Daily life
2 min

Carbon monoxide poisoning can be fatal and concerns everyone: you can reduce the risks by adopting the right practices.

As the temperature drops, the risk of carbon monoxide (CO) poisoning increases, linked to the use of heating appliances. Such accidents can also be caused by the use of electricity generators. Every year, France sees around 1300 episodes of CO poisoning, involving almost 3000 people. Invisible, odourless and non-irritating, carbon monoxide is undetectable. However, some simple practices can help reduce the risks. Particular attention should be paid to using mobile fuel-burning space heaters properly, and avoiding makeshift heating systems, which are particularly risky.

Adopt the right practices to limit the risks of poisoning

Appliances that burn fuels (such as natural gas, wood, coal, fuel oil, butane, propane, petrol or other petroleum-based fuels) to produce heat or light are all liable to produce carbon monoxide (CO) if used under suboptimal operating conditions.

For your home

  • Have your heating and hot water installations (such as boilers) in your main or secondary residence systematically checked and serviced by a qualified professional at least once a year, before winter and without fail before switching them on again. This also applies to the flues of chimneys and stoves (mechanical chimney sweeping);
  • Air your home for at least 10 minutes a day, even during cold weather;
  • Keep your ventilation systems in good working order and never block air inlets and outlets;

For mobile appliances

  • Always follow the manufacturer's instructions when using fuel-burning appliances: use only the recommended fuel, never run space heaters continuously;
  • Electricity generators and braziers should never be used inside homes, garages, attics, cellars, etc.
  • Barbecues or any other cooking appliances must not be used for heating inside a home.

Identifying symptoms

Carbon monoxide is a gas that cannot be detected by our senses because it is odourless, colourless and non-irritating. This makes it essential to look out for the symptoms.

In the event of poisoning, headaches, tiredness, nausea and dizziness appear with varying degrees of rapidity, and can affect several people in the same household if fuel-burning appliances are present. Serious poisoning can lead to coma and death, sometimes within just a few minutes. So prompt action is essential:

  • Ventilate the room immediately;
  • Switch off the fuel-burning appliances if possible;
  • Evacuate the premises;
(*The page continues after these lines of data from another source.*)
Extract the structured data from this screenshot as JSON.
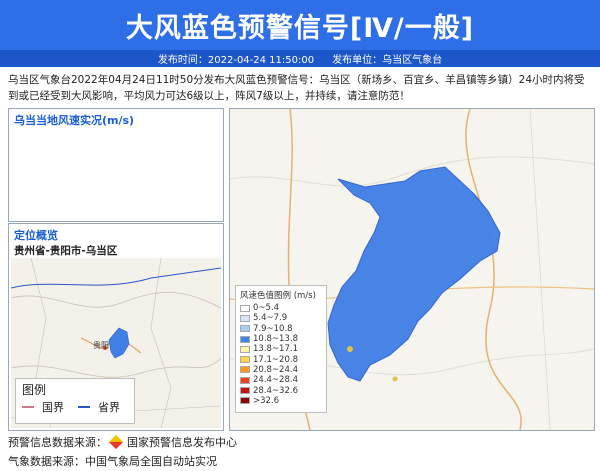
{
  "header": {
    "title": "大风蓝色预警信号[Ⅳ/一般]"
  },
  "meta": {
    "publish_time": "发布时间：2022-04-24 11:50:00",
    "publish_unit": "发布单位：乌当区气象台"
  },
  "description": "乌当区气象台2022年04月24日11时50分发布大风蓝色预警信号：乌当区（新场乡、百宜乡、羊昌镇等乡镇）24小时内将受到或已经受到大风影响，平均风力可达6级以上，阵风7级以上，并持续，请注意防范！",
  "wind_panel": {
    "title": "乌当当地风速实况(m/s)"
  },
  "location_panel": {
    "title": "定位概览",
    "region": "贵州省-贵阳市-乌当区",
    "map_labels": {
      "guiyang": "贵阳"
    },
    "legend_title": "图例",
    "legend_items": [
      "国界",
      "省界"
    ]
  },
  "wind_legend": {
    "title": "风速色值图例 (m/s)",
    "items": [
      {
        "label": "0~5.4",
        "color": "#ffffff"
      },
      {
        "label": "5.4~7.9",
        "color": "#d6e6fb"
      },
      {
        "label": "7.9~10.8",
        "color": "#a8ccf5"
      },
      {
        "label": "10.8~13.8",
        "color": "#3f86e8"
      },
      {
        "label": "13.8~17.1",
        "color": "#fff2a6"
      },
      {
        "label": "17.1~20.8",
        "color": "#ffd44d"
      },
      {
        "label": "20.8~24.4",
        "color": "#ff9a1f"
      },
      {
        "label": "24.4~28.4",
        "color": "#f0421a"
      },
      {
        "label": "28.4~32.6",
        "color": "#c81313"
      },
      {
        "label": ">32.6",
        "color": "#8a0505"
      }
    ]
  },
  "footer": {
    "warning_source_label": "预警信息数据来源：",
    "warning_source": "国家预警信息发布中心",
    "weather_source": "气象数据来源：中国气象局全国自动站实况"
  }
}
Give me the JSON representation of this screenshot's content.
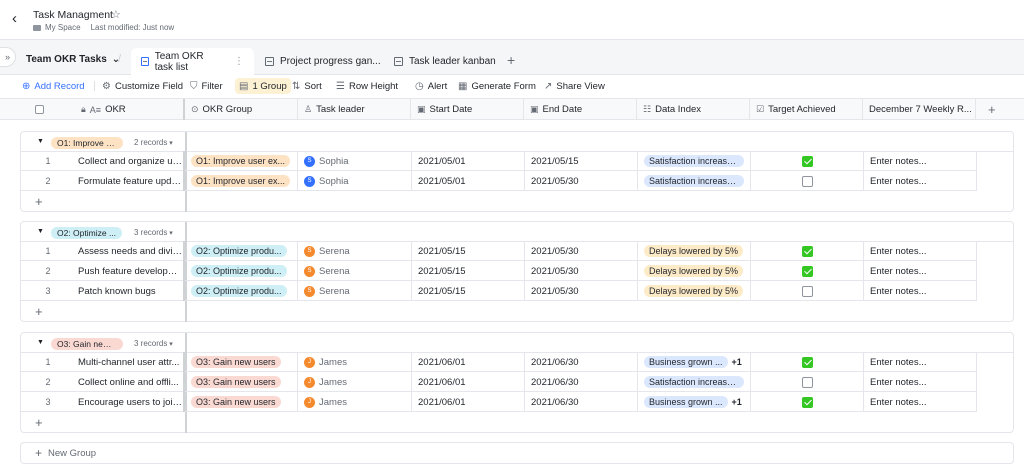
{
  "header": {
    "title": "Task Managment",
    "space": "My Space",
    "modified": "Last modified: Just now"
  },
  "tabs": {
    "view_name": "Team OKR Tasks",
    "items": [
      {
        "label": "Team OKR task list",
        "active": true
      },
      {
        "label": "Project progress gan..."
      },
      {
        "label": "Task leader kanban"
      }
    ]
  },
  "toolbar": {
    "add_record": "Add Record",
    "customize_field": "Customize Field",
    "filter": "Filter",
    "group": "1 Group",
    "sort": "Sort",
    "row_height": "Row Height",
    "alert": "Alert",
    "generate_form": "Generate Form",
    "share_view": "Share View"
  },
  "columns": {
    "okr": "OKR",
    "okr_group": "OKR Group",
    "task_leader": "Task leader",
    "start_date": "Start Date",
    "end_date": "End Date",
    "data_index": "Data Index",
    "target_achieved": "Target Achieved",
    "weekly": "December 7 Weekly R..."
  },
  "groups": [
    {
      "tag": "O1: Improve u...",
      "tag_color": "#fde2c4",
      "count": "2 records",
      "rows": [
        {
          "idx": "1",
          "okr": "Collect and organize us...",
          "group": "O1: Improve user ex...",
          "group_color": "#fde2c4",
          "leader": "Sophia",
          "leader_initial": "S",
          "leader_color": "#3370ff",
          "start": "2021/05/01",
          "end": "2021/05/15",
          "index": "Satisfaction increase...",
          "index_color": "#dbe7fd",
          "more": "",
          "achieved": true,
          "notes": "Enter notes..."
        },
        {
          "idx": "2",
          "okr": "Formulate feature upda...",
          "group": "O1: Improve user ex...",
          "group_color": "#fde2c4",
          "leader": "Sophia",
          "leader_initial": "S",
          "leader_color": "#3370ff",
          "start": "2021/05/01",
          "end": "2021/05/30",
          "index": "Satisfaction increase...",
          "index_color": "#dbe7fd",
          "more": "",
          "achieved": false,
          "notes": "Enter notes..."
        }
      ]
    },
    {
      "tag": "O2: Optimize ...",
      "tag_color": "#cdeff5",
      "count": "3 records",
      "rows": [
        {
          "idx": "1",
          "okr": "Assess needs and divid...",
          "group": "O2: Optimize produ...",
          "group_color": "#cdeff5",
          "leader": "Serena",
          "leader_initial": "S",
          "leader_color": "#f5892e",
          "start": "2021/05/15",
          "end": "2021/05/30",
          "index": "Delays lowered by 5%",
          "index_color": "#fdebc8",
          "more": "",
          "achieved": true,
          "notes": "Enter notes..."
        },
        {
          "idx": "2",
          "okr": "Push feature developm...",
          "group": "O2: Optimize produ...",
          "group_color": "#cdeff5",
          "leader": "Serena",
          "leader_initial": "S",
          "leader_color": "#f5892e",
          "start": "2021/05/15",
          "end": "2021/05/30",
          "index": "Delays lowered by 5%",
          "index_color": "#fdebc8",
          "more": "",
          "achieved": true,
          "notes": "Enter notes..."
        },
        {
          "idx": "3",
          "okr": "Patch known bugs",
          "group": "O2: Optimize produ...",
          "group_color": "#cdeff5",
          "leader": "Serena",
          "leader_initial": "S",
          "leader_color": "#f5892e",
          "start": "2021/05/15",
          "end": "2021/05/30",
          "index": "Delays lowered by 5%",
          "index_color": "#fdebc8",
          "more": "",
          "achieved": false,
          "notes": "Enter notes..."
        }
      ]
    },
    {
      "tag": "O3: Gain new ...",
      "tag_color": "#fbd9d3",
      "count": "3 records",
      "rows": [
        {
          "idx": "1",
          "okr": "Multi-channel user attr...",
          "group": "O3: Gain new users",
          "group_color": "#fbd9d3",
          "leader": "James",
          "leader_initial": "J",
          "leader_color": "#f5892e",
          "start": "2021/06/01",
          "end": "2021/06/30",
          "index": "Business grown ...",
          "index_color": "#dbe7fd",
          "more": "+1",
          "achieved": true,
          "notes": "Enter notes..."
        },
        {
          "idx": "2",
          "okr": "Collect online and offli...",
          "group": "O3: Gain new users",
          "group_color": "#fbd9d3",
          "leader": "James",
          "leader_initial": "J",
          "leader_color": "#f5892e",
          "start": "2021/06/01",
          "end": "2021/06/30",
          "index": "Satisfaction increase...",
          "index_color": "#dbe7fd",
          "more": "",
          "achieved": false,
          "notes": "Enter notes..."
        },
        {
          "idx": "3",
          "okr": "Encourage users to join...",
          "group": "O3: Gain new users",
          "group_color": "#fbd9d3",
          "leader": "James",
          "leader_initial": "J",
          "leader_color": "#f5892e",
          "start": "2021/06/01",
          "end": "2021/06/30",
          "index": "Business grown ...",
          "index_color": "#dbe7fd",
          "more": "+1",
          "achieved": true,
          "notes": "Enter notes..."
        }
      ]
    }
  ],
  "new_group": "New Group"
}
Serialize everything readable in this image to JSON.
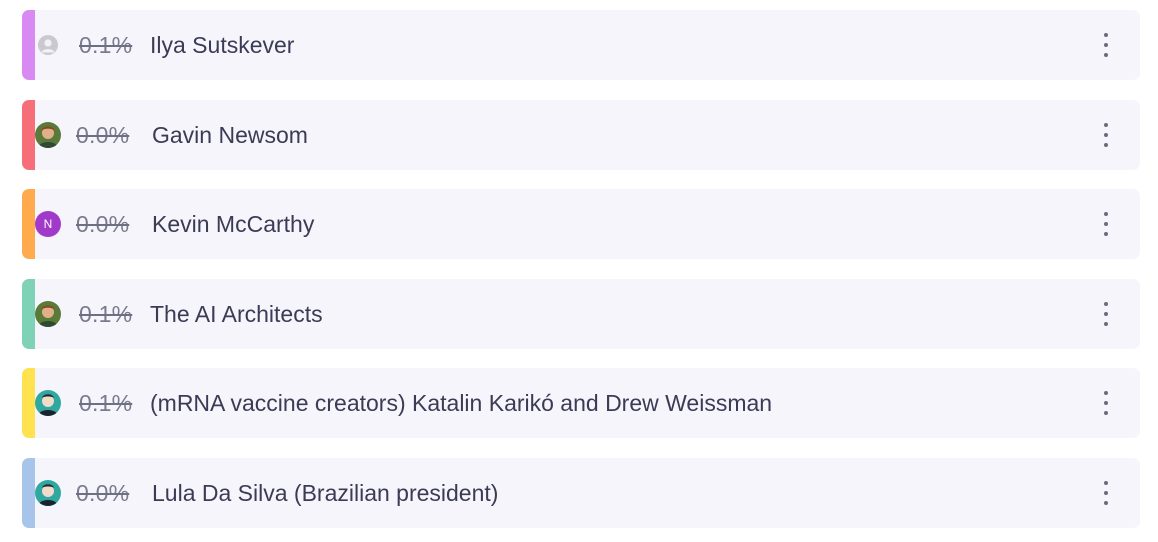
{
  "rows": [
    {
      "percent": "0.1%",
      "name": "Ilya Sutskever",
      "accent": "#d98af2",
      "avatar": "person-placeholder-icon"
    },
    {
      "percent": "0.0%",
      "name": "Gavin Newsom",
      "accent": "#f66f78",
      "avatar": "user-photo-avatar"
    },
    {
      "percent": "0.0%",
      "name": "Kevin McCarthy",
      "accent": "#ffaa4d",
      "avatar": "initial-avatar",
      "avatar_initial": "N"
    },
    {
      "percent": "0.1%",
      "name": "The AI Architects",
      "accent": "#7fd2b6",
      "avatar": "user-photo-avatar"
    },
    {
      "percent": "0.1%",
      "name": "(mRNA vaccine creators) Katalin Karikó and Drew Weissman",
      "accent": "#ffe24f",
      "avatar": "user-photo-avatar-teal"
    },
    {
      "percent": "0.0%",
      "name": "Lula Da Silva (Brazilian president)",
      "accent": "#a7c5ea",
      "avatar": "user-photo-avatar-teal"
    }
  ],
  "menu_icon": "more-vertical-icon"
}
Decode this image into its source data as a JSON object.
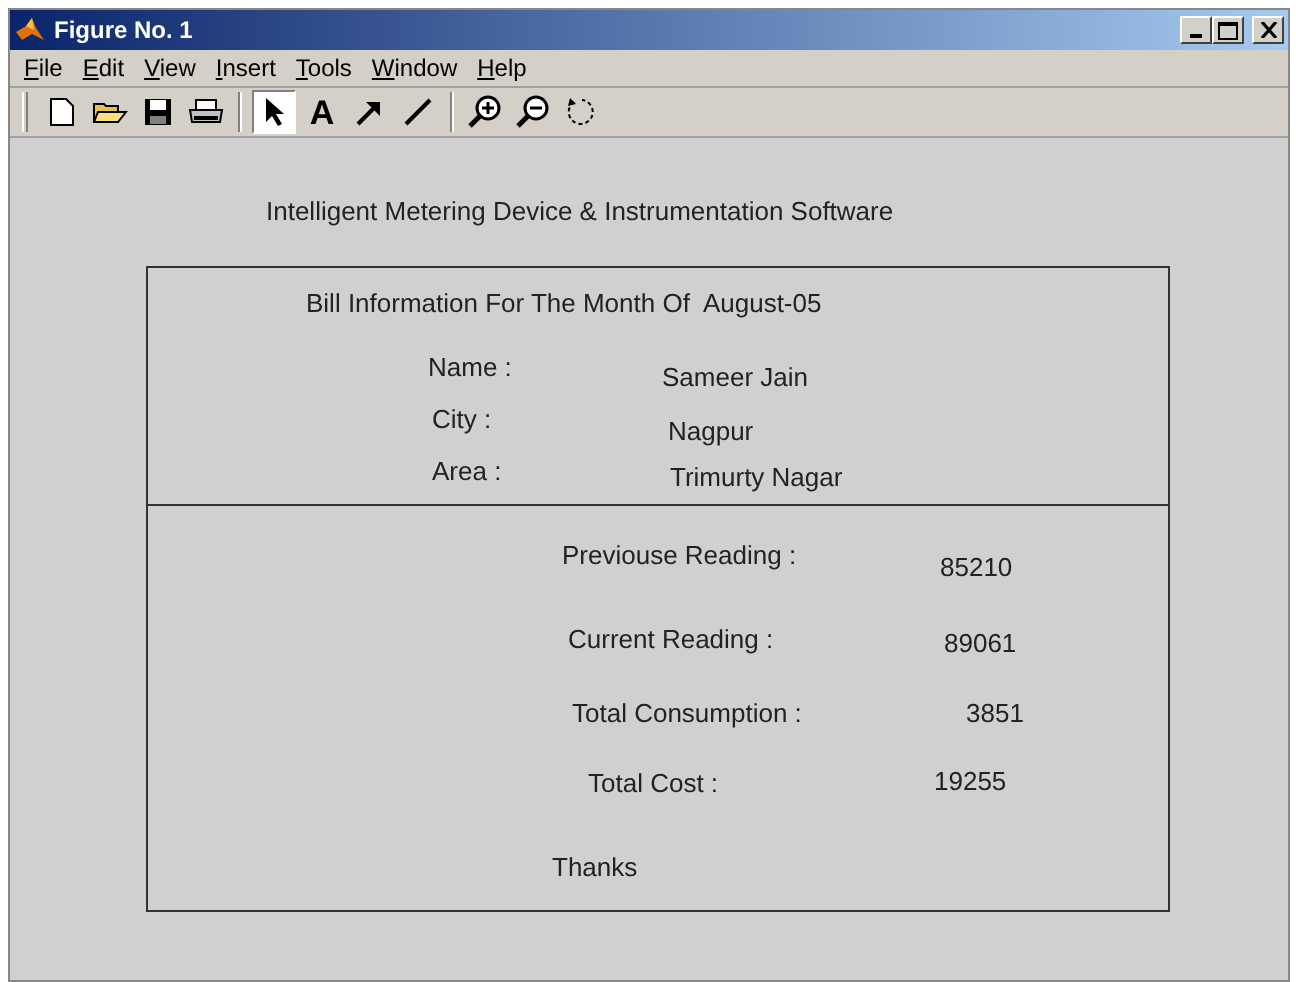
{
  "window": {
    "title": "Figure No. 1"
  },
  "menu": [
    "File",
    "Edit",
    "View",
    "Insert",
    "Tools",
    "Window",
    "Help"
  ],
  "toolbar": [
    [
      {
        "kind": "new",
        "selected": false
      },
      {
        "kind": "open",
        "selected": false
      },
      {
        "kind": "save",
        "selected": false
      },
      {
        "kind": "print",
        "selected": false
      }
    ],
    [
      {
        "kind": "pointer",
        "selected": true
      },
      {
        "kind": "text",
        "label": "A",
        "selected": false
      },
      {
        "kind": "arrow",
        "selected": false
      },
      {
        "kind": "line",
        "selected": false
      }
    ],
    [
      {
        "kind": "zoom-in",
        "selected": false
      },
      {
        "kind": "zoom-out",
        "selected": false
      },
      {
        "kind": "rotate",
        "selected": false
      }
    ]
  ],
  "heading": "Intelligent Metering Device & Instrumentation Software",
  "bill": {
    "title": "Bill Information For The Month Of  August-05",
    "customer": [
      {
        "label": "Name :",
        "value": "Sameer Jain"
      },
      {
        "label": "City :",
        "value": "Nagpur"
      },
      {
        "label": "Area :",
        "value": "Trimurty Nagar"
      }
    ],
    "readings": [
      {
        "label": "Previouse Reading :",
        "value": "85210"
      },
      {
        "label": "Current Reading :",
        "value": "89061"
      },
      {
        "label": "Total Consumption :",
        "value": "3851"
      },
      {
        "label": "Total Cost :",
        "value": "19255"
      }
    ],
    "footer": "Thanks"
  }
}
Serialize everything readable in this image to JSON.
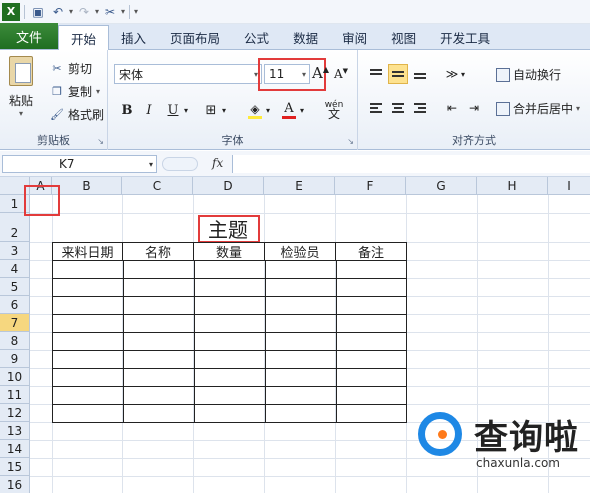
{
  "qat": {
    "icons": [
      "excel-icon",
      "save-icon",
      "undo-icon",
      "redo-icon",
      "customize-icon"
    ]
  },
  "tabs": [
    {
      "label": "文件"
    },
    {
      "label": "开始"
    },
    {
      "label": "插入"
    },
    {
      "label": "页面布局"
    },
    {
      "label": "公式"
    },
    {
      "label": "数据"
    },
    {
      "label": "审阅"
    },
    {
      "label": "视图"
    },
    {
      "label": "开发工具"
    }
  ],
  "ribbon": {
    "clipboard": {
      "paste_label": "粘贴",
      "cut_label": "剪切",
      "copy_label": "复制",
      "format_painter_label": "格式刷",
      "group_label": "剪贴板"
    },
    "font": {
      "font_name": "宋体",
      "font_size": "11",
      "grow_label": "A",
      "shrink_label": "A",
      "bold": "B",
      "italic": "I",
      "underline": "U",
      "wen_label": "wén",
      "group_label": "字体"
    },
    "alignment": {
      "wrap_text_label": "自动换行",
      "merge_center_label": "合并后居中",
      "group_label": "对齐方式"
    }
  },
  "formula_bar": {
    "name_box": "K7",
    "fx_label": "fx",
    "formula": ""
  },
  "sheet": {
    "columns": [
      "A",
      "B",
      "C",
      "D",
      "E",
      "F",
      "G",
      "H",
      "I"
    ],
    "rows": [
      "1",
      "2",
      "3",
      "4",
      "5",
      "6",
      "7",
      "8",
      "9",
      "10",
      "11",
      "12",
      "13",
      "14",
      "15",
      "16"
    ],
    "selected_row": "7",
    "title": "主题",
    "headers": [
      "来料日期",
      "名称",
      "数量",
      "检验员",
      "备注"
    ]
  },
  "watermark": {
    "cn": "查询啦",
    "en": "chaxunla.com"
  }
}
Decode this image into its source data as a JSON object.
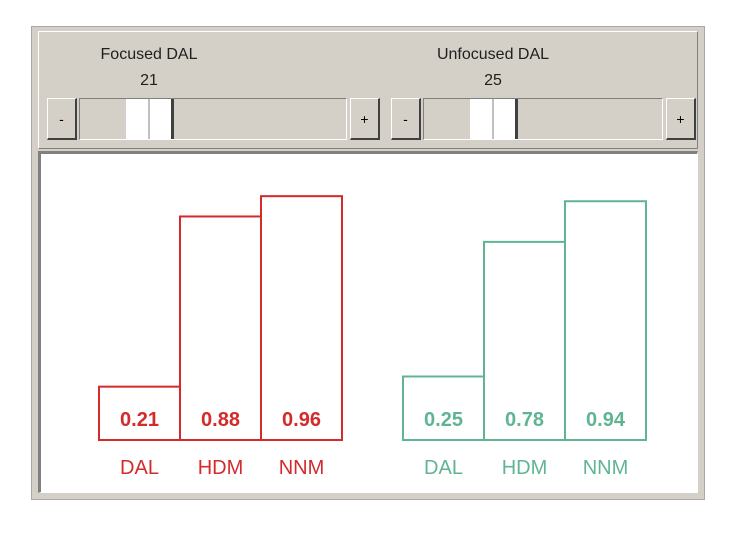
{
  "sliders": [
    {
      "title": "Focused DAL",
      "value": "21",
      "minus_label": "-",
      "plus_label": "+",
      "level": 0.21
    },
    {
      "title": "Unfocused DAL",
      "value": "25",
      "minus_label": "-",
      "plus_label": "+",
      "level": 0.25
    }
  ],
  "chart_data": [
    {
      "type": "bar",
      "categories": [
        "DAL",
        "HDM",
        "NNM"
      ],
      "values": [
        0.21,
        0.88,
        0.96
      ],
      "value_labels": [
        "0.21",
        "0.88",
        "0.96"
      ],
      "color": "#d42a2a",
      "ylim": [
        0,
        1
      ]
    },
    {
      "type": "bar",
      "categories": [
        "DAL",
        "HDM",
        "NNM"
      ],
      "values": [
        0.25,
        0.78,
        0.94
      ],
      "value_labels": [
        "0.25",
        "0.78",
        "0.94"
      ],
      "color": "#5fb592",
      "ylim": [
        0,
        1
      ]
    }
  ]
}
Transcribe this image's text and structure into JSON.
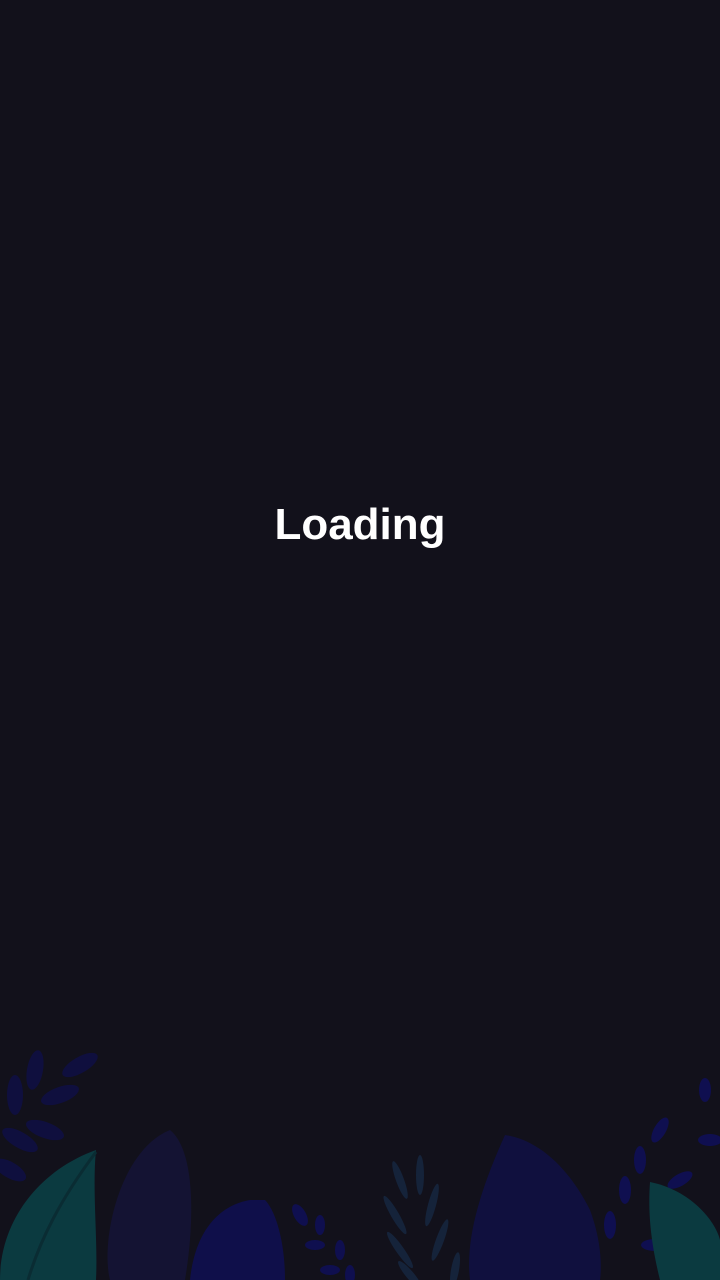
{
  "status": {
    "loading_label": "Loading"
  },
  "colors": {
    "background": "#12111b",
    "text": "#ffffff",
    "leaf_teal": "#0b3a40",
    "leaf_blue": "#0e0f4a"
  }
}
And call the emergency services on 15, 18 or 112 (and 114 for the hearing impaired) or a poison control centre (24/7 emergency number):

  • ANGERS: +33 (0)2 41 48 21 21
  • BORDEAUX: +33 (0)5 56 96 40 80
  • LILLE: +33 (0)8 00 59 59 59
  • LYON: +33 (0)4 72 11 69 11
  • MARSEILLE: +33 (0)4 91 75 25 25
  • NANCY: +33 (0)3 83 22 50 50
  • PARIS: +33 (0)1 40 05 48 48
  • TOULOUSE: +33 (0)5 61 77 74 47

Poisoning victims must be treated quickly, as soon as the first symptoms appear, and may need to be hospitalised.

A brochure with information on prevention

The leaflet "Protecting yourself from carbon monoxide poisoning" explains the dangers of this gas and the appliances and installations liable to emit CO, and gives effective advice on how to avoid poisoning.